▸ EXERCISE MATERIAL:
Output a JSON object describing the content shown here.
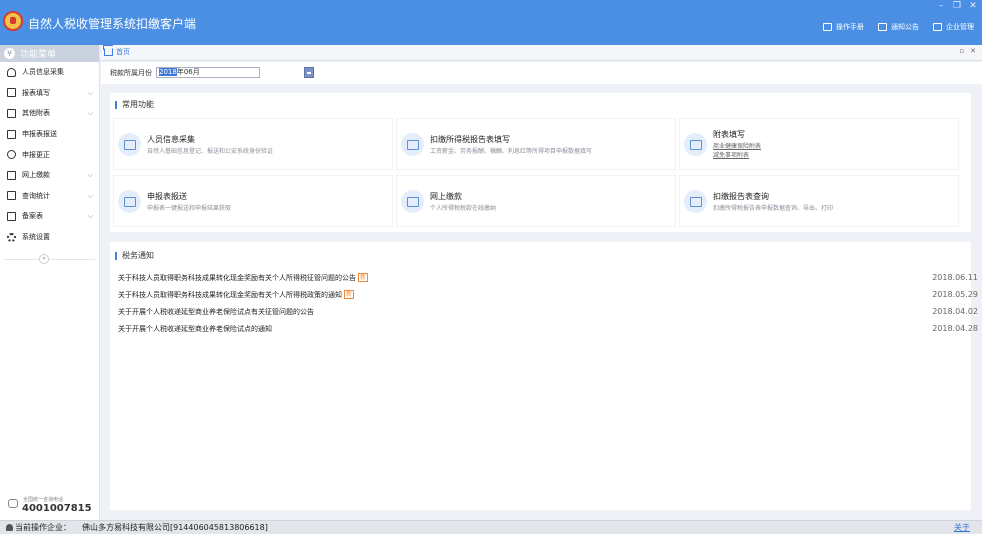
{
  "window": {
    "title": "自然人税收管理系统扣缴客户端",
    "controls": [
      "–",
      "❐",
      "✕"
    ],
    "header_links": [
      {
        "label": "操作手册",
        "icon": "manual-icon"
      },
      {
        "label": "通知公告",
        "icon": "mail-icon"
      },
      {
        "label": "企业管理",
        "icon": "building-icon"
      }
    ]
  },
  "sidebar": {
    "title": "功能菜单",
    "items": [
      {
        "label": "人员信息采集",
        "icon": "user-icon",
        "expandable": false
      },
      {
        "label": "报表填写",
        "icon": "form-icon",
        "expandable": true
      },
      {
        "label": "其他附表",
        "icon": "attachment-icon",
        "expandable": true
      },
      {
        "label": "申报表报送",
        "icon": "grid-icon",
        "expandable": false
      },
      {
        "label": "申报更正",
        "icon": "search-icon",
        "expandable": false
      },
      {
        "label": "网上缴款",
        "icon": "payment-icon",
        "expandable": true
      },
      {
        "label": "查询统计",
        "icon": "stats-icon",
        "expandable": true
      },
      {
        "label": "备案表",
        "icon": "archive-icon",
        "expandable": true
      },
      {
        "label": "系统设置",
        "icon": "gear-icon",
        "expandable": false
      }
    ],
    "collapse_symbol": "«",
    "hotline_label": "全国统一咨询电话",
    "hotline_number": "4001007815"
  },
  "tabs": {
    "home_label": "首页",
    "controls": [
      "▫",
      "✕"
    ]
  },
  "period": {
    "label": "税款所属月份",
    "year": "2018",
    "month": "年06月"
  },
  "common_functions": {
    "title": "常用功能",
    "cards": [
      {
        "title": "人员信息采集",
        "desc": "自然人基础信息登记、报送和公安系统身份验证",
        "icon": "id-card-icon"
      },
      {
        "title": "扣缴所得税报告表填写",
        "desc": "工资薪金、劳务报酬、稿酬、利息红等所得项目申报数据填写",
        "icon": "report-form-icon"
      },
      {
        "title": "附表填写",
        "desc": "",
        "icon": "edit-icon",
        "links": [
          "商业健康保险附表",
          "减免事项附表"
        ]
      },
      {
        "title": "申报表报送",
        "desc": "申报表一键报送和申报结果获取",
        "icon": "submit-icon"
      },
      {
        "title": "网上缴款",
        "desc": "个人所得税税款在线缴纳",
        "icon": "online-pay-icon"
      },
      {
        "title": "扣缴报告表查询",
        "desc": "扣缴所得税报告表申报数据查询、导出、打印",
        "icon": "query-icon"
      }
    ]
  },
  "notices": {
    "title": "税务通知",
    "new_label": "新",
    "items": [
      {
        "text": "关于科技人员取得职务科技成果转化现金奖励有关个人所得税征管问题的公告",
        "date": "2018.06.11",
        "is_new": true
      },
      {
        "text": "关于科技人员取得职务科技成果转化现金奖励有关个人所得税政策的通知",
        "date": "2018.05.29",
        "is_new": true
      },
      {
        "text": "关于开展个人税收递延型商业养老保险试点有关征管问题的公告",
        "date": "2018.04.02",
        "is_new": false
      },
      {
        "text": "关于开展个人税收递延型商业养老保险试点的通知",
        "date": "2018.04.28",
        "is_new": false
      }
    ]
  },
  "statusbar": {
    "label": "当前操作企业：",
    "company": "佛山多方易科技有限公司[914406045813806618]",
    "about": "关于"
  }
}
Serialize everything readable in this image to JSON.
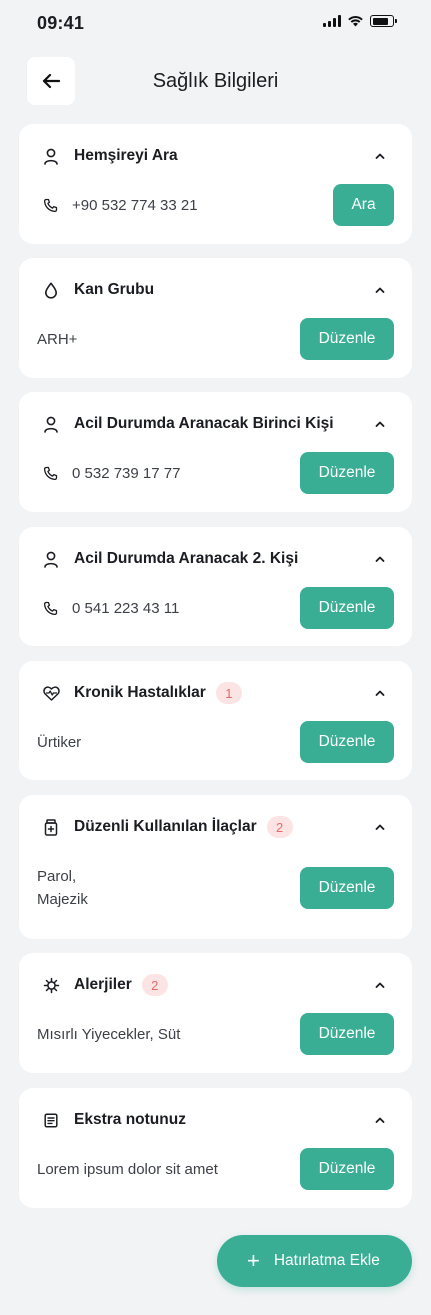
{
  "status_bar": {
    "time": "09:41"
  },
  "header": {
    "title": "Sağlık Bilgileri"
  },
  "cards": [
    {
      "title": "Hemşireyi Ara",
      "value": "+90 532 774 33 21",
      "button": "Ara"
    },
    {
      "title": "Kan Grubu",
      "value": "ARH+",
      "button": "Düzenle"
    },
    {
      "title": "Acil Durumda Aranacak Birinci Kişi",
      "value": "0 532 739 17 77",
      "button": "Düzenle"
    },
    {
      "title": "Acil Durumda Aranacak 2. Kişi",
      "value": "0 541 223 43 11",
      "button": "Düzenle"
    },
    {
      "title": "Kronik Hastalıklar",
      "badge": "1",
      "value": "Ürtiker",
      "button": "Düzenle"
    },
    {
      "title": "Düzenli Kullanılan İlaçlar",
      "badge": "2",
      "value_line1": "Parol,",
      "value_line2": "Majezik",
      "button": "Düzenle"
    },
    {
      "title": "Alerjiler",
      "badge": "2",
      "value": "Mısırlı Yiyecekler, Süt",
      "button": "Düzenle"
    },
    {
      "title": "Ekstra notunuz",
      "value": "Lorem ipsum dolor sit amet",
      "button": "Düzenle"
    }
  ],
  "fab": {
    "label": "Hatırlatma Ekle"
  },
  "colors": {
    "accent": "#3aae94",
    "badge_bg": "#fde4e4",
    "badge_text": "#e46a6a",
    "background": "#f2f3f5"
  }
}
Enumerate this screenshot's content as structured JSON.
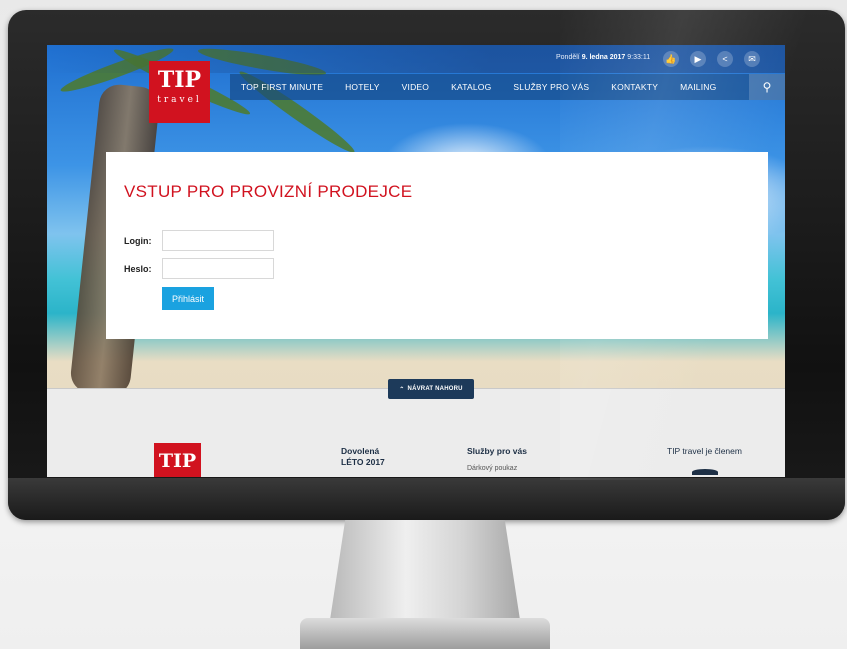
{
  "header": {
    "date_prefix": "Pondělí",
    "date_bold": "9. ledna 2017",
    "time": "9:33:11",
    "logo_big": "TIP",
    "logo_small": "travel",
    "nav": [
      {
        "label": "TOP FIRST MINUTE"
      },
      {
        "label": "HOTELY"
      },
      {
        "label": "VIDEO"
      },
      {
        "label": "KATALOG"
      },
      {
        "label": "SLUŽBY PRO VÁS"
      },
      {
        "label": "KONTAKTY"
      },
      {
        "label": "MAILING"
      }
    ],
    "social_icons": [
      "thumbs-up-icon",
      "play-icon",
      "share-icon",
      "mail-icon"
    ]
  },
  "login": {
    "title": "VSTUP PRO PROVIZNÍ PRODEJCE",
    "login_label": "Login:",
    "password_label": "Heslo:",
    "login_value": "",
    "password_value": "",
    "submit_label": "Přihlásit"
  },
  "back_to_top": {
    "label": "NÁVRAT NAHORU"
  },
  "footer": {
    "logo": "TIP",
    "col1_title_line1": "Dovolená",
    "col1_title_line2": "LÉTO 2017",
    "col2_title": "Služby pro vás",
    "col2_link": "Dárkový poukaz",
    "member_text": "TIP travel je členem"
  },
  "colors": {
    "brand_red": "#d1121f",
    "button_blue": "#1aa2e0",
    "nav_dark": "#1d3a5a"
  }
}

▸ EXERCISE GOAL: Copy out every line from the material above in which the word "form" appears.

▸ OUTPUT OF THE TASK:
        "icon": "form-icon",
        "icon": "report-form-icon"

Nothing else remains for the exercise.